When you retype the listing, keep every word exactly as it appears.
*** Block opens ***
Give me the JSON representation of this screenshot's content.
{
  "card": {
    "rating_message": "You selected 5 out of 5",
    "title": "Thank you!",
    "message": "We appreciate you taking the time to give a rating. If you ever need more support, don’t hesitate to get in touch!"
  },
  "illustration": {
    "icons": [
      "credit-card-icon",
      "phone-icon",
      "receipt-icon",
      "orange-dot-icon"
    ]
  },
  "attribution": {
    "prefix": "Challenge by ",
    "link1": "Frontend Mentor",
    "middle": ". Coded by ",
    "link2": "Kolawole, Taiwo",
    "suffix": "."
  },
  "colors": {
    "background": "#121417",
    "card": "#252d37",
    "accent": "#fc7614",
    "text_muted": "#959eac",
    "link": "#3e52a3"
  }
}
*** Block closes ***
Answer section:
Give me the JSON representation of this screenshot's content.
{
  "card": {
    "rating_message": "You selected 5 out of 5",
    "title": "Thank you!",
    "message": "We appreciate you taking the time to give a rating. If you ever need more support, don’t hesitate to get in touch!"
  },
  "illustration": {
    "icons": [
      "credit-card-icon",
      "phone-icon",
      "receipt-icon",
      "orange-dot-icon"
    ]
  },
  "attribution": {
    "prefix": "Challenge by ",
    "link1": "Frontend Mentor",
    "middle": ". Coded by ",
    "link2": "Kolawole, Taiwo",
    "suffix": "."
  },
  "colors": {
    "background": "#121417",
    "card": "#252d37",
    "accent": "#fc7614",
    "text_muted": "#959eac",
    "link": "#3e52a3"
  }
}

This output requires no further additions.